You’ve explained the purpose of objective assessment. Your client is fully on board. You’ve picked a few brief measures to incorporate into your sessions and your client completed them just as you asked. Great! This level of compliance is every therapist’s dream. But, what you do next with this information is what separates measurement from measurement-based care.
It’s important to maintain your client’s enthusiasm for measurement-based care by rewarding their efforts. The best way to do that is to demonstrate the utility of the information your client provided by making it a central focus of your sessions.
Here are some examples of how to do this, depending on your client’s stage of care:
If it’s early on in treatment:
Step one is to offer your client praise, praise, and more praise for taking the time to complete these measures. Never underestimate the power of positive reinforcement!
Next, review the measure with your client collaboratively. If you’re doing teletherapy, it’s helpful to share your screen so that you both can see the measure your client just completed. If it’s a short measure, like the PHQ-9, it’s feasible, and often helpful, to go through each item one-by-one. This can be especially important for certain items that assess changes in sleep and eating, but don’t require the client to specify whether they are sleeping or eating more or less than usual.
When you’ve finished reviewing, summarize your impressions and demonstrate how these items can be used to shape the agenda, while leaving room for their input, too. You might try something like:
“Based on your responses here, it seems like low energy, low self-esteem, and trouble falling asleep are symptoms you’re experiencing nearly every day over the past two weeks. We should definitely add these to our session agenda. We may not get to all of them today, so I’d like to ask you, which feels most important to discuss?”
Of course, for the PHQ-9, there is one item that is always important to check - item #9 - that queries suicidal ideation. It might be tempting to assume that just because your client hasn’t ever spontaneously endorsed suicidal ideation that they don’t experience it, but don’t fall into this trap. Plus, for clinicians who struggle to find their footing when assessing suicidal risk, leaning on objective data can be a big relief.
If it’s further along in treatment:
Lucky you! You’ve likely got several data points to use to judge progress. After all, you’ve probably been reminding your clients (and yourself) that it’s difficult to evaluate scores in isolation, but now with several scores over a longer period of time, you and your client can evaluate trends together.
If you’ve been plotting total scores each time your client completes a measure, pull up that graph! Ask your client what they notice, and use this information to guide your conversation. If symptoms are decreasing, to what does your client attribute their success? Was there a specific skill or strategy that seemed to make a big difference? If symptoms have plateaued, what hypotheses does your client have about why this might be?

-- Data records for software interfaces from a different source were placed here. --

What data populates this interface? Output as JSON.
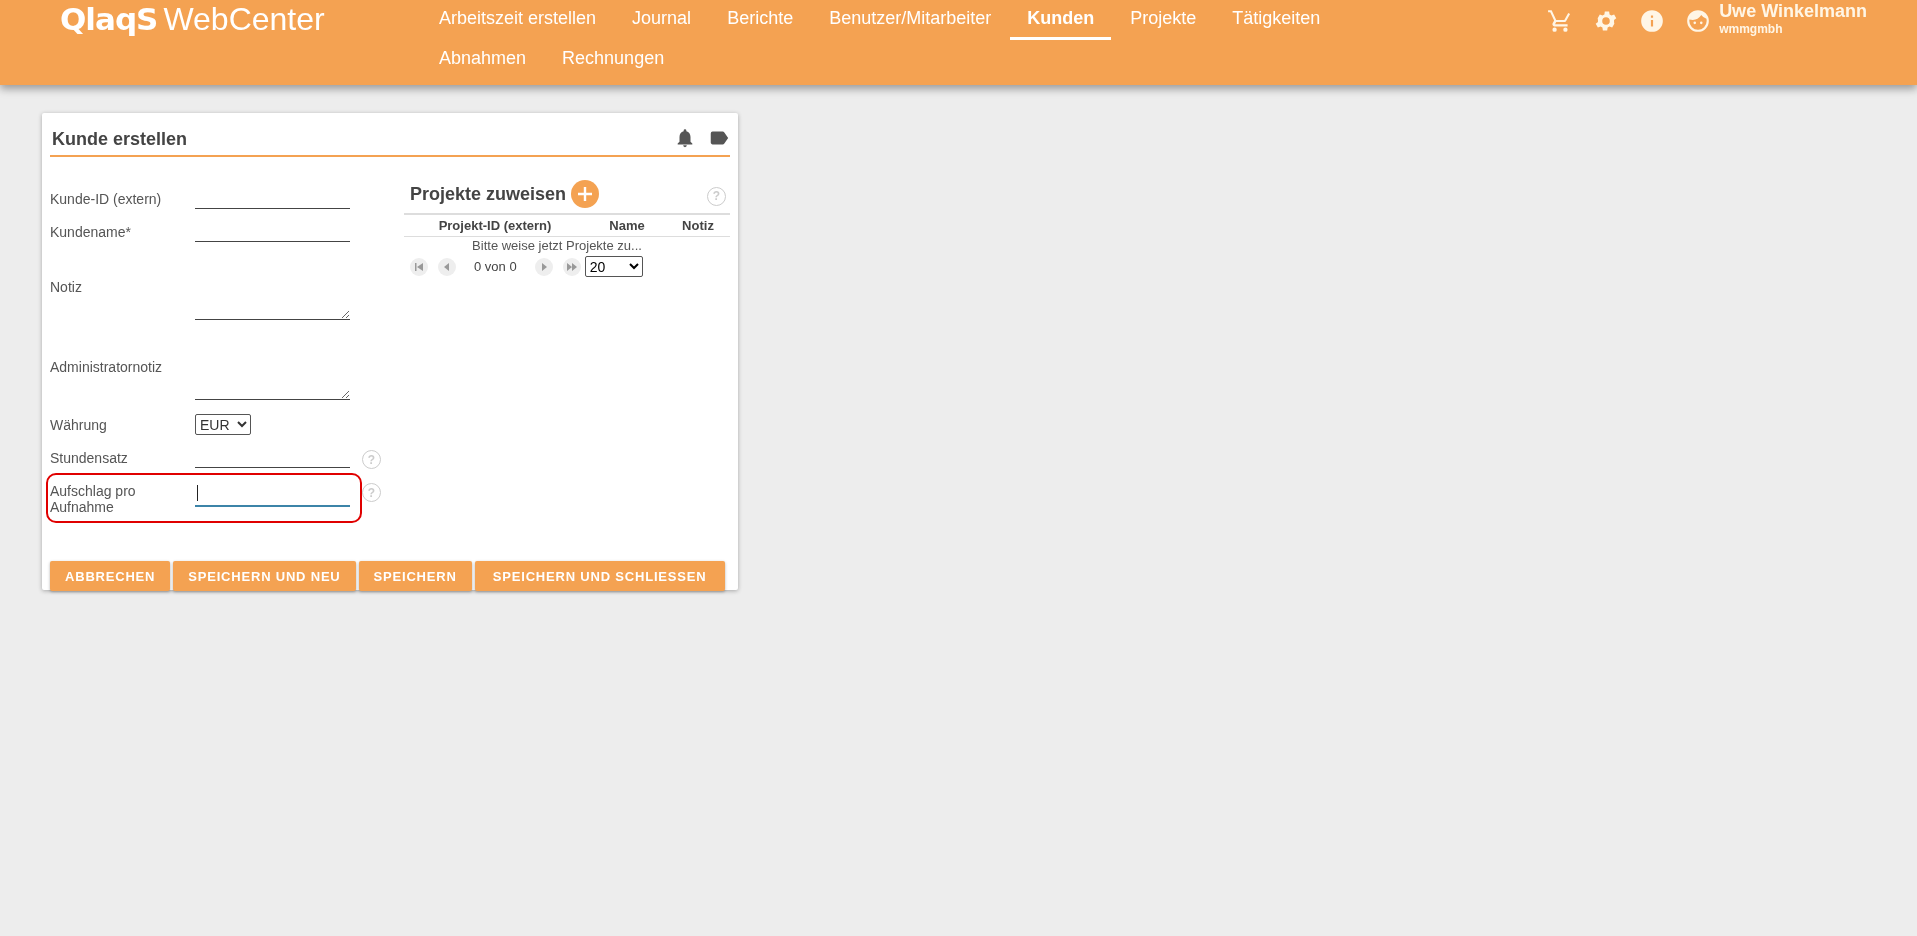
{
  "header": {
    "logo_brand": "QlaqS",
    "logo_product": "WebCenter",
    "nav": [
      {
        "label": "Arbeitszeit erstellen",
        "selected": false
      },
      {
        "label": "Journal",
        "selected": false
      },
      {
        "label": "Berichte",
        "selected": false
      },
      {
        "label": "Benutzer/Mitarbeiter",
        "selected": false
      },
      {
        "label": "Kunden",
        "selected": true
      },
      {
        "label": "Projekte",
        "selected": false
      },
      {
        "label": "Tätigkeiten",
        "selected": false
      },
      {
        "label": "Abnahmen",
        "selected": false
      },
      {
        "label": "Rechnungen",
        "selected": false
      }
    ],
    "user": {
      "name": "Uwe Winkelmann",
      "company": "wmmgmbh"
    }
  },
  "card": {
    "title": "Kunde erstellen",
    "fields": [
      {
        "kind": "text",
        "label": "Kunde-ID (extern)"
      },
      {
        "kind": "text",
        "label": "Kundename*"
      },
      {
        "kind": "textarea",
        "label": "Notiz"
      },
      {
        "kind": "textarea",
        "label": "Administratornotiz"
      },
      {
        "kind": "select",
        "label": "Währung",
        "value": "EUR"
      },
      {
        "kind": "text",
        "label": "Stundensatz",
        "help": "?"
      },
      {
        "kind": "text",
        "label": "Aufschlag pro Aufnahme",
        "help": "?",
        "focused": true,
        "highlighted": true
      }
    ],
    "projects": {
      "title": "Projekte zuweisen",
      "help": "?",
      "columns": [
        "Projekt-ID (extern)",
        "Name",
        "Notiz"
      ],
      "empty_message": "Bitte weise jetzt Projekte zu...",
      "page_info": "0 von 0",
      "page_size": "20"
    },
    "buttons": [
      "ABBRECHEN",
      "SPEICHERN UND NEU",
      "SPEICHERN",
      "SPEICHERN UND SCHLIESSEN"
    ]
  }
}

Taking stock in this way can also be a useful opening for clients to engage in self-reflection about their own role in treatment progress. For example, if scores have remained unchanged or worsened, could it be that the client has not been as diligent as they were in the beginning of treatment about completing homework? Perhaps they have missed sessions altogether (and, by the way, session attendance is a form of objective data you can track!). Or, maybe your client is extremely conscientious but hasn’t been implementing skills learned in therapy because they don’t fully understand how (even though they’ve been nodding their head at you for months on end!). Tracking progress during periods of high and low treatment engagement can help the client and therapist make a plan for getting back on track.
Remember, measurement is the steering wheel, and care provision is the gas pedal; the two should work together in synchrony. Allowing each individual session, as well as treatment as a whole, to unfold based on assessment results can help you feel confident in your clinical decision-making. And, transparency is key! By giving your client a glimpse into how you use their data to structure your sessions, you are helping to teach your client to become their own therapist.